When we look back at what we have achieved in our lifetime, I don’t think most of us will focus on how much money we made, the expensive cars we drove or the work we finished late at night, but on the impact we made on society and on the people we care for the most.
A couple of weeks ago my company announced a partnership with Facebook where 24symbols would become one of the free services offered under Internet.org, the program announced by Facebook’s founder, Mark Zuckerberg, at Mobile World Congress in 2013.
But what is Internet.org and why do we think it can be such a big deal?
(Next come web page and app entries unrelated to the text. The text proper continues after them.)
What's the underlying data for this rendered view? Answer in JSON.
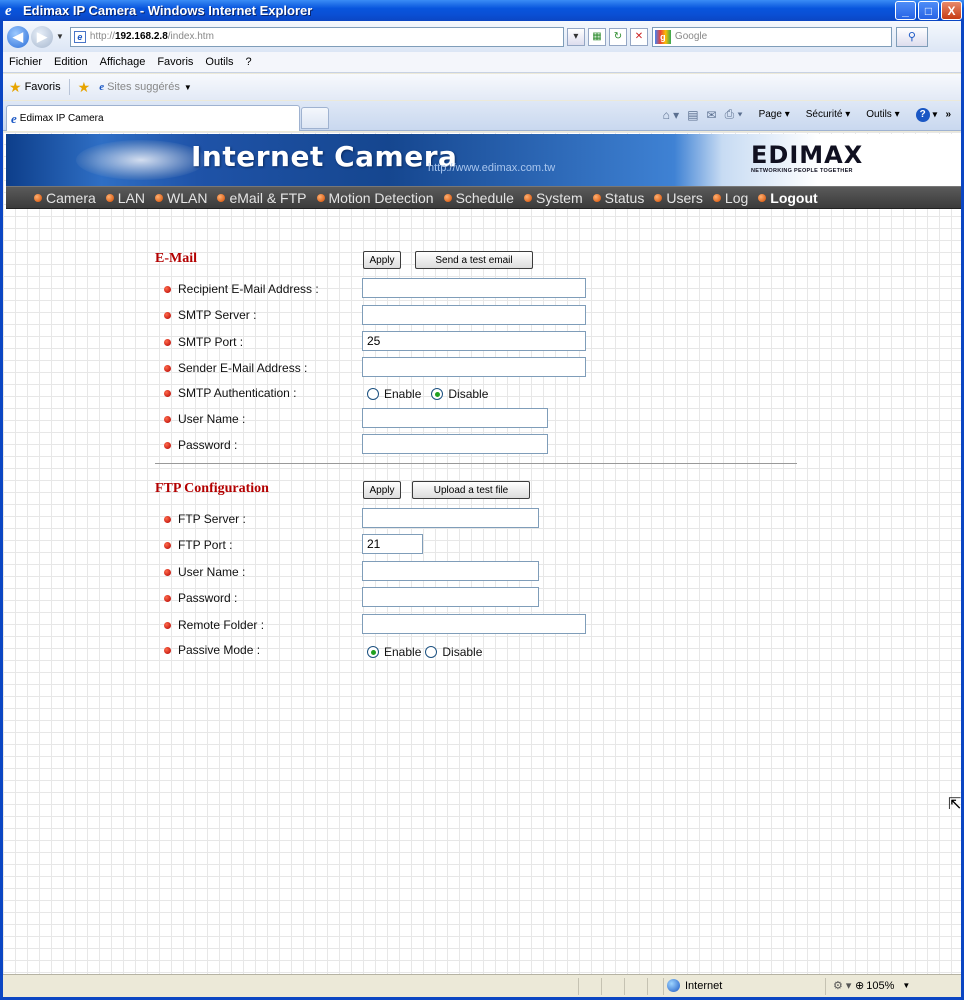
{
  "window": {
    "title": "Edimax IP Camera - Windows Internet Explorer",
    "minimize": "_",
    "maximize": "□",
    "close": "X"
  },
  "address_bar": {
    "url_prefix": "http://",
    "url_host": "192.168.2.8",
    "url_path": "/index.htm",
    "search_placeholder": "Google"
  },
  "menu": [
    "Fichier",
    "Edition",
    "Affichage",
    "Favoris",
    "Outils",
    "?"
  ],
  "favorites_bar": {
    "favorites_label": "Favoris",
    "suggested_label": "Sites suggérés"
  },
  "tab": {
    "label": "Edimax IP Camera"
  },
  "command_bar": {
    "page_label": "Page",
    "security_label": "Sécurité",
    "tools_label": "Outils"
  },
  "banner": {
    "title": "Internet Camera",
    "url": "http://www.edimax.com.tw",
    "logo": "EDIMAX",
    "tagline": "NETWORKING PEOPLE TOGETHER"
  },
  "nav": [
    "Camera",
    "LAN",
    "WLAN",
    "eMail & FTP",
    "Motion Detection",
    "Schedule",
    "System",
    "Status",
    "Users",
    "Log",
    "Logout"
  ],
  "email": {
    "title": "E-Mail",
    "apply_label": "Apply",
    "test_label": "Send a test email",
    "recipient_label": "Recipient E-Mail Address :",
    "recipient_value": "",
    "smtp_server_label": "SMTP Server :",
    "smtp_server_value": "",
    "smtp_port_label": "SMTP Port :",
    "smtp_port_value": "25",
    "sender_label": "Sender E-Mail Address :",
    "sender_value": "",
    "auth_label": "SMTP Authentication :",
    "auth_enable": "Enable",
    "auth_disable": "Disable",
    "auth_selected": "Disable",
    "username_label": "User Name :",
    "username_value": "",
    "password_label": "Password :",
    "password_value": ""
  },
  "ftp": {
    "title": "FTP Configuration",
    "apply_label": "Apply",
    "test_label": "Upload a test file",
    "server_label": "FTP Server :",
    "server_value": "",
    "port_label": "FTP Port :",
    "port_value": "21",
    "username_label": "User Name :",
    "username_value": "",
    "password_label": "Password :",
    "password_value": "",
    "folder_label": "Remote Folder :",
    "folder_value": "",
    "passive_label": "Passive Mode :",
    "passive_enable": "Enable",
    "passive_disable": "Disable",
    "passive_selected": "Enable"
  },
  "status_bar": {
    "zone": "Internet",
    "zoom": "105%"
  }
}
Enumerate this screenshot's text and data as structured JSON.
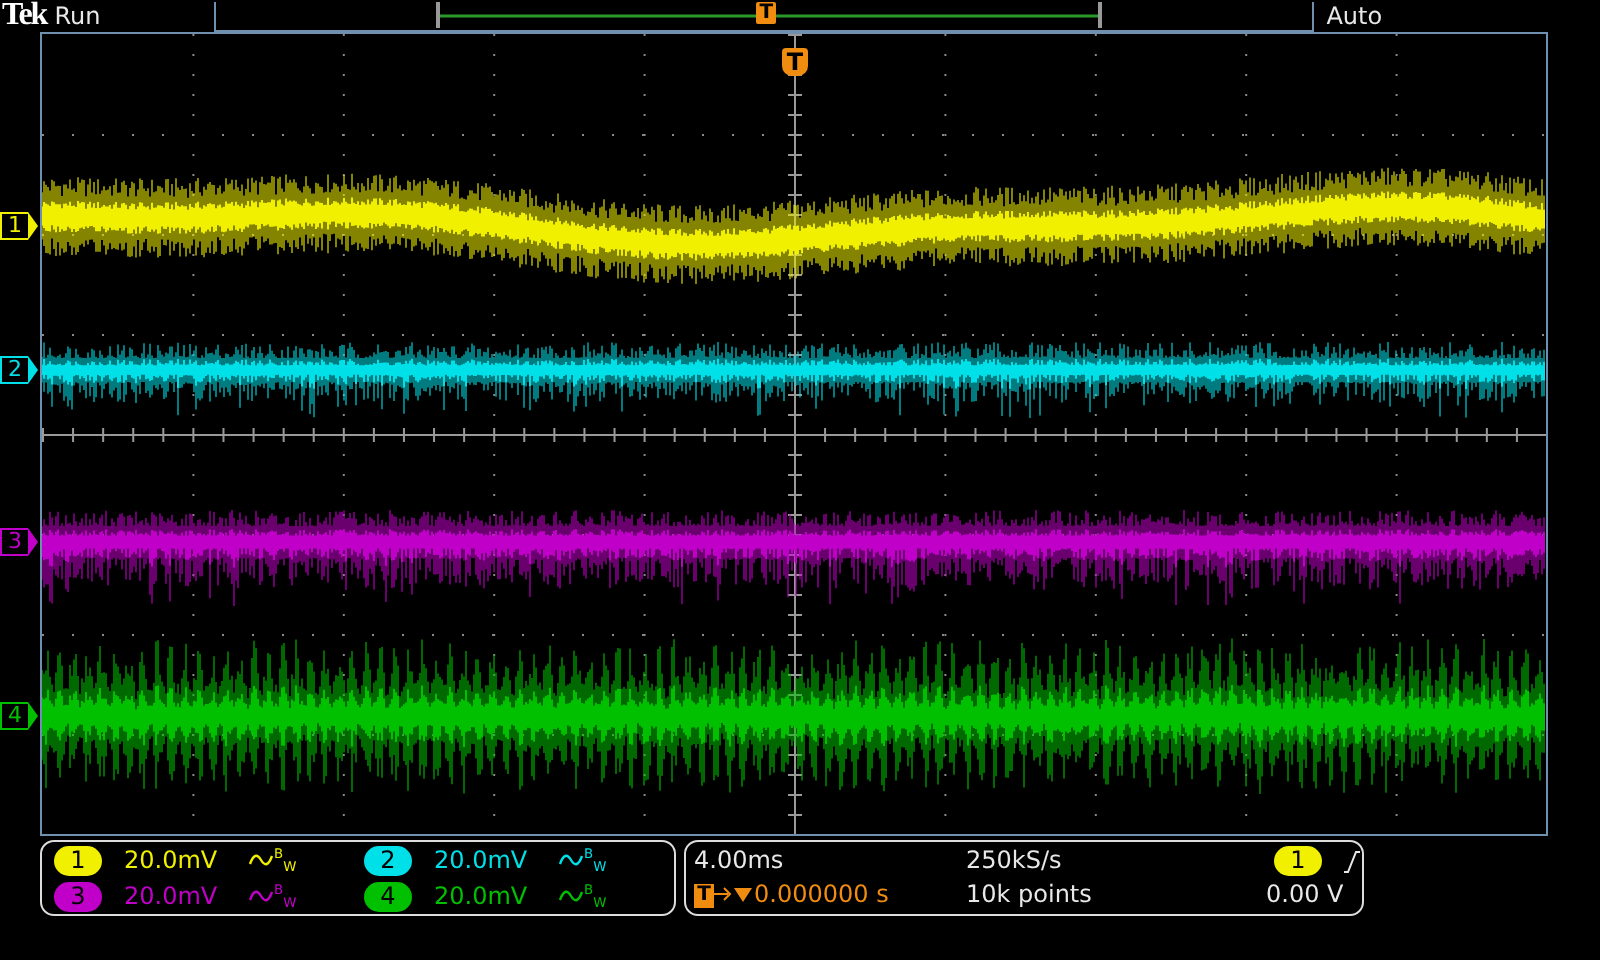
{
  "top_bar": {
    "logo": "Tek",
    "acquisition_state": "Run",
    "trigger_marker": "T",
    "trigger_mode": "Auto"
  },
  "graticule": {
    "trigger_marker": "T"
  },
  "channels": [
    {
      "label": "1",
      "badge_label": "1",
      "color": "#f0f000",
      "scale": "20.0mV",
      "bandwidth": "$^{B}$$_{W}$"
    },
    {
      "label": "2",
      "badge_label": "2",
      "color": "#00e0e8",
      "scale": "20.0mV",
      "bandwidth": "$^{B}$$_{W}$"
    },
    {
      "label": "3",
      "badge_label": "3",
      "color": "#c000c8",
      "scale": "20.0mV",
      "bandwidth": "$^{B}$$_{W}$"
    },
    {
      "label": "4",
      "badge_label": "4",
      "color": "#00c000",
      "scale": "20.0mV",
      "bandwidth": "$^{B}$$_{W}$"
    }
  ],
  "horizontal": {
    "scale": "4.00ms",
    "trigger_icon": "T",
    "position": "0.000000 s",
    "sample_rate": "250kS/s",
    "record_length": "10k points"
  },
  "trigger": {
    "source": "1",
    "level": "0.00 V"
  }
}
Internet.org aims to provide not only Internet access to the two-thirds of the world population that don’t currently have it (by itself a huge endeavor) but also to reach those people who, with full or partial connectivity around them, do not see value in actually using the Internet. And this is for us the most interesting part of it (we would not be able to help much on building drones ;) ).
Our vision from the start has been that everybody should be able to read all books in the world wherever they are, whenever they want, in an easy way, and at a reasonable price. We are doing our part by offering the biggest international catalog possible, with free registration for people to browse the catalog, to create their own bookshelves and to get a taste of what great literature there is, and offering the best possible price either directly or through great partners like mobile carriers around the world who offer customers free data.
But we were missing a part, which only a company like Facebook could fulfill: the Internet.org app.
Launched already in Tanzania, Kenya, Zambia, Ghana and Colombia, the Internet.org app, through partnerships with key mobile carriers in each country, provides a set of basic services – enabling people to browse useful information and Web sites free.
"Free" means that the person needs to have a mobile phone but does not need to pay for a data plan.
As Mark Zuckerberg explains it, everyone deserves access to basic Internet service, which can help improve their lives: search for jobs, Google, look something up on Wikipedia, find the nearest doctor, or read books on 24symbols.
Scaled down to comply with lower-end smartphones and feature phones, the apps and web services are simple and to the point. Exactly how all existing services should be, by the way ;)
This creates incredible potential as people might feel compelled to check these services out, and start using the Internet as a way to improve their literacy, their business or their education.
As the 2014 UNESCO report compiled with Worldreader, Reading in the Mobile Era clearly states, providing similar tools to the whole population is the only way to avoid the Matthew Effect, in which the rich get richer and the poor get poorer.
The report explains that countries like Nigeria, in which there is only one library for every 1.3 million people, cannot expect to have advanced print book distribution any time soon. However, that same country is Africa’s biggest mobile market with over 70-percent penetration (though with a unique subscriber penetration of only 30 percent, as stated by the GSMA Report on this country last June 2014. Ebooks are an alternative to offer education and literacy programs at the highest level and quality possible.
This does not solve all the issues our civilizations face. But someone once said that if you want to tackle the problems of a region on the long term, you should focus on education. Reading is the core of all educational activities, and we are working on it.
P.S. By no means is this project the only existing one trying to reach a similar goal. The wonderful project Worldreader has always been in my mind while building 24symbols. There are many ways to reach the same goal, and I will be happy to see people reading everywhere, however they do it.
Main image - Shutterstock: Meunierd -- Masai women in Ngorogoro, Tanzania. The Internet.org programme was rolled out in that country on 29th October 2014.